An analysis of the Provisional Results declared by the Electoral Commission indicates that all political parties, except NZ First and Conservative, recorded a decline in the total number of votes polled in Parliamentary Election 2014.
The final results will be declared on October 4 and with about 330,000 special votes being counted, political fortunes may change.
National Party, throwing its weight behind its charismatic leader John Key, demonstrated that unity of purpose overrides all other considerations. Although distracted somewhat by ‘Dirty Politics,’ the threatened ‘Moment of Truth’ by Kim Dotcom and matters involving Judith Collins (forcing her in the process to forfeit her ministerial portfolios), National MPs and supporters campaigned largely for Party Vote.
Although National swept the election with a convincing majority of 48.06% of the votes polled translating to 61 seats (of which 20 are List candidates), in actual terms, as per the provisional results, the Party polled 48, 172 fewer votes (1,010,464) compared to Election 2011 (1,058636). However, in percentage terms, the Party showed improvement (47.31% in 2011).
Labour took a severe beating, losing a massive 95,791 votes between the two elections. It polled 519,146 votes in Election 2014, compared to 614,937 votes in 2011. Only 24.69% favoured Labour, down from 27.48% in 2011. The Party gained a few important seats but could get only 32 members (five of them on List) in to the forthcoming Parliament. Party Leader David Cunliffe, its leader resigned last week but internal squabbles are from over.

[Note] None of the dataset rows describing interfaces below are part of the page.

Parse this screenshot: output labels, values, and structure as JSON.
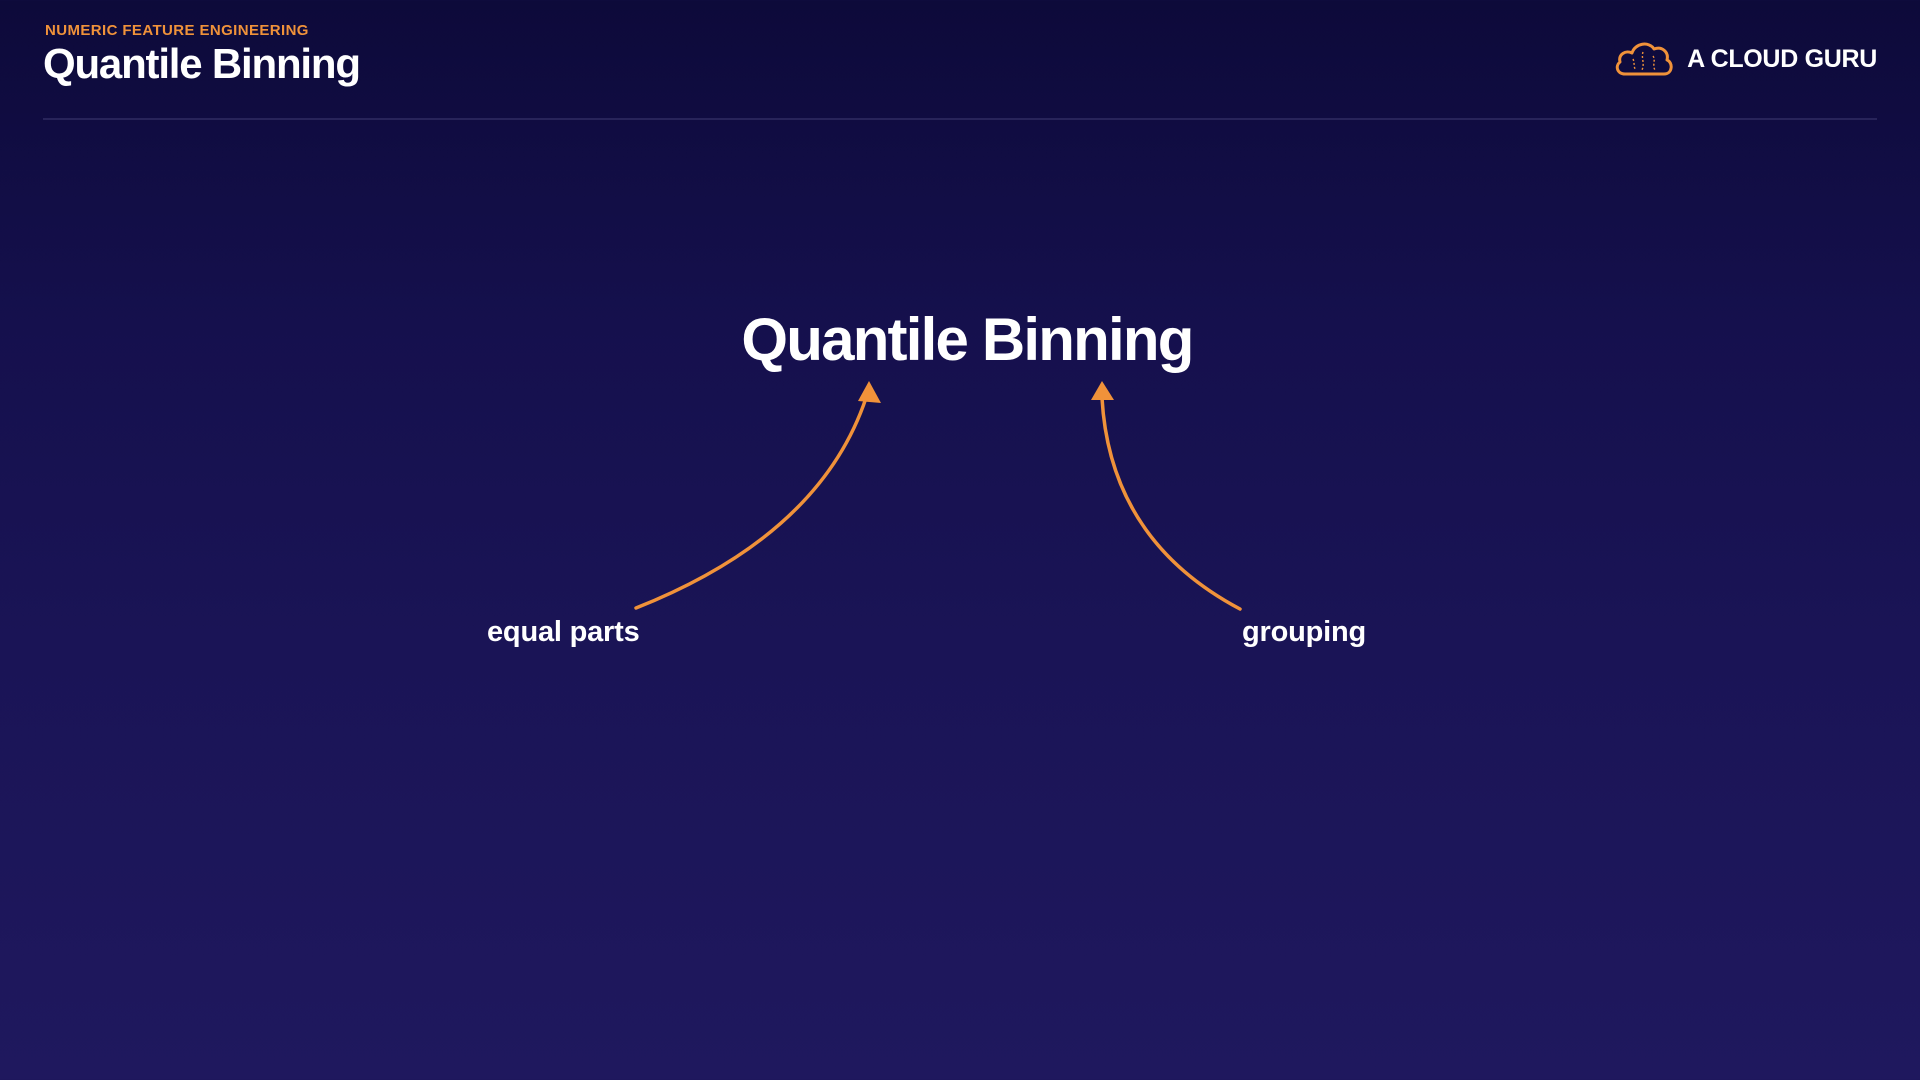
{
  "header": {
    "eyebrow": "NUMERIC FEATURE ENGINEERING",
    "title": "Quantile Binning"
  },
  "logo": {
    "icon": "cloud-icon",
    "text": "A CLOUD GURU",
    "accent_color": "#f0923a"
  },
  "slide": {
    "main_title": "Quantile Binning",
    "labels": {
      "left": "equal parts",
      "right": "grouping"
    },
    "arrow_color": "#f0923a",
    "background_top": "#0d0a3a",
    "background_bottom": "#1f185e"
  }
}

The Green Party lost 36608 votes in 2014, polling 210,764 votes (tallying 13 seats) compared to 247,372 votes (14 seats) in 2011. ACT also suffered, with its total number of votes declining by 9379 to 14,510 votes (from 23,889 votes in 2011). United Future displayed a dismal performance; with just 4533 Party Votes, it lost almost 67% of the votes it polled in 2011 (13443).
New Zealand First, with 11 members in Parliament is the most impressive performer in this year’s election. The Party collected 186,031 votes, up by 38487 votes over its tally in 2011 (147,544). The Conservative Party did not win any seat but significantly improved its Party Votes, from 59,237 in 2011 to 86,616 in 2014, accounting for an increase of 27,379 votes. This Party, with its Centre-Right leaning, can become a formidable force in the years to come.
David Cunliffe, another major blow